"Fine!" I said, exasperated. "Let's take the shortcut."
Have you ever seen the movie, The African Queen? One of the most memorable scenes is when the boat becomes mired in the mud and dense reeds near the mouth of the river. Charlie and Rose try to tow the boat through the muck, only to have Charlie come out of the water covered with leeches. Our "shortcut" turned out to be a re-enactment of this famous scene when we got stuck in the swamp. Andy, determined to save face, jumped out of the canoe first. When that didn't prove successful, I had to bail into the quagmire as well while the dog sat, Cleopatra-like, inside the canoe, happy to be heading in the direction of home. I think our relationship was in trouble well before that, but certainly, an enjoyable final last supper by sunset was out of the question as I pulled leeches off my legs in absolute disgust.
I sometimes think about that whole experience when faced with a difficult situation in my marriage. To date, nothing has come close to the horror of that trip or my complete inability to navigate those six days of captivity in what was an out-of-the-box experience for me. I never did see a bear, though I once heard one. Like a life-threatening virus, it lurked just beyond the trees waiting for me to let down my guard. Surprisingly, my relationship with Andy did not end after that trip. Once I was back in the car, the whole thing kind of magically disappeared, and when I did think of it, it was with a certain sense of amusement.
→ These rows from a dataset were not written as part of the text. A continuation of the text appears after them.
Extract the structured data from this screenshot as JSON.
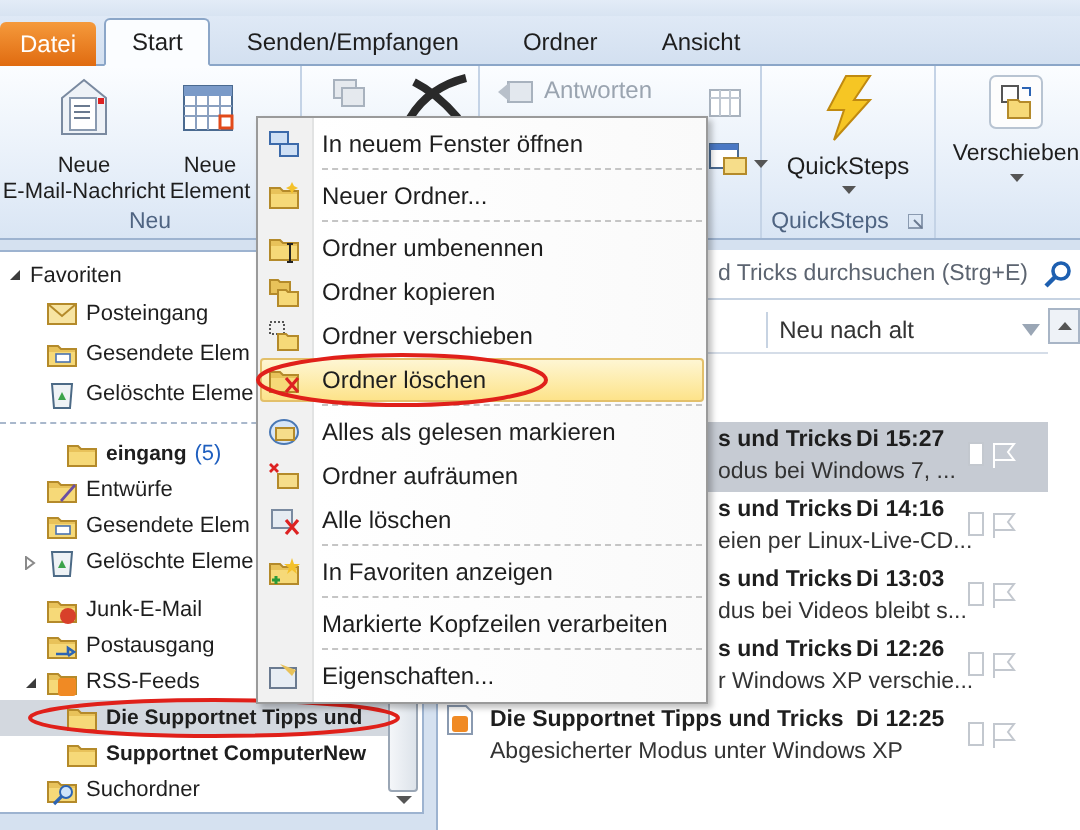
{
  "tabs": [
    {
      "label": "Datei",
      "kind": "file",
      "selected": false
    },
    {
      "label": "Start",
      "kind": "tab",
      "selected": true
    },
    {
      "label": "Senden/Empfangen",
      "kind": "tab",
      "selected": false
    },
    {
      "label": "Ordner",
      "kind": "tab",
      "selected": false
    },
    {
      "label": "Ansicht",
      "kind": "tab",
      "selected": false
    }
  ],
  "ribbon": {
    "new_group": {
      "label": "Neu",
      "buttons": [
        {
          "lines": [
            "Neue",
            "E-Mail-Nachricht"
          ]
        },
        {
          "lines": [
            "Neue",
            "Element"
          ]
        }
      ]
    },
    "reply_button": {
      "label": "Antworten",
      "disabled": true
    },
    "quicksteps": {
      "button": "QuickSteps",
      "label": "QuickSteps"
    },
    "move_button": "Verschieben"
  },
  "favorites": {
    "label": "Favoriten",
    "expanded": true,
    "children": [
      {
        "label": "Posteingang",
        "selected": false,
        "unread": false
      },
      {
        "label": "Gesendete Elem",
        "selected": false,
        "unread": false
      },
      {
        "label": "Gelöschte Eleme",
        "selected": false,
        "unread": false
      }
    ]
  },
  "folders": [
    {
      "label": "eingang",
      "count": "(5)",
      "selected": false,
      "unread": true
    },
    {
      "label": "Entwürfe",
      "selected": false,
      "unread": false
    },
    {
      "label": "Gesendete Elem",
      "selected": false,
      "unread": false
    },
    {
      "label": "Gelöschte Eleme",
      "selected": false,
      "unread": false,
      "expanded": false
    },
    {
      "label": "Junk-E-Mail",
      "selected": false,
      "unread": false
    },
    {
      "label": "Postausgang",
      "selected": false,
      "unread": false
    },
    {
      "label": "RSS-Feeds",
      "selected": false,
      "unread": false,
      "expanded": true,
      "children": [
        {
          "label": "Die Supportnet Tipps und",
          "selected": true,
          "unread": true
        },
        {
          "label": "Supportnet ComputerNew",
          "selected": false,
          "unread": true
        }
      ]
    },
    {
      "label": "Suchordner",
      "selected": false,
      "unread": false
    }
  ],
  "search": {
    "placeholder": "d Tricks durchsuchen (Strg+E)"
  },
  "sort": {
    "label": "Neu nach alt"
  },
  "messages": [
    {
      "kind": "clipped",
      "sender": "s und Tricks",
      "time": "Di 15:27",
      "preview": "odus bei Windows 7, ...",
      "selected": true
    },
    {
      "kind": "clipped",
      "sender": "s und Tricks",
      "time": "Di 14:16",
      "preview": "eien per Linux-Live-CD...",
      "selected": false
    },
    {
      "kind": "clipped",
      "sender": "s und Tricks",
      "time": "Di 13:03",
      "preview": "dus bei Videos bleibt s...",
      "selected": false
    },
    {
      "kind": "clipped",
      "sender": "s und Tricks",
      "time": "Di 12:26",
      "preview": "r Windows XP verschie...",
      "selected": false
    },
    {
      "kind": "full",
      "sender": "Die Supportnet Tipps und Tricks",
      "time": "Di 12:25",
      "preview": "Abgesicherter Modus unter Windows XP",
      "selected": false
    }
  ],
  "context_menu": [
    {
      "label": "In neuem Fenster öffnen",
      "selected": false,
      "separator_after": true
    },
    {
      "label": "Neuer Ordner...",
      "selected": false,
      "separator_after": true
    },
    {
      "label": "Ordner umbenennen",
      "selected": false,
      "separator_after": false
    },
    {
      "label": "Ordner kopieren",
      "selected": false,
      "separator_after": false
    },
    {
      "label": "Ordner verschieben",
      "selected": false,
      "separator_after": false
    },
    {
      "label": "Ordner löschen",
      "selected": true,
      "separator_after": true
    },
    {
      "label": "Alles als gelesen markieren",
      "selected": false,
      "separator_after": false
    },
    {
      "label": "Ordner aufräumen",
      "selected": false,
      "separator_after": false
    },
    {
      "label": "Alle löschen",
      "selected": false,
      "separator_after": true
    },
    {
      "label": "In Favoriten anzeigen",
      "selected": false,
      "separator_after": true
    },
    {
      "label": "Markierte Kopfzeilen verarbeiten",
      "selected": false,
      "separator_after": true
    },
    {
      "label": "Eigenschaften...",
      "selected": false,
      "separator_after": false
    }
  ]
}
Warm, satiated, and on the brink of sleep, I congratulated myself on having survived. I deserved a medal. Wasn't I brave?
Eventually, we did break up, but only after he'd had an affair, which rhymes with bear, but isn't quite the same thing.
I don't know what it will be like when this covid crisis finally disappears. I imagine besides relief, we might all feel a bit the worse for wear. Then, in time we'll be able to say, "Remember when…?" We'll pat ourselves on the back and then get on with the business of living because eventually, astronauts land and submarines come up for air. In the meantime, I'll do my best to stay away from the bears. At least I have a better companion with me this time as I brave the wilderness and a dog that is happy to go along for the ride.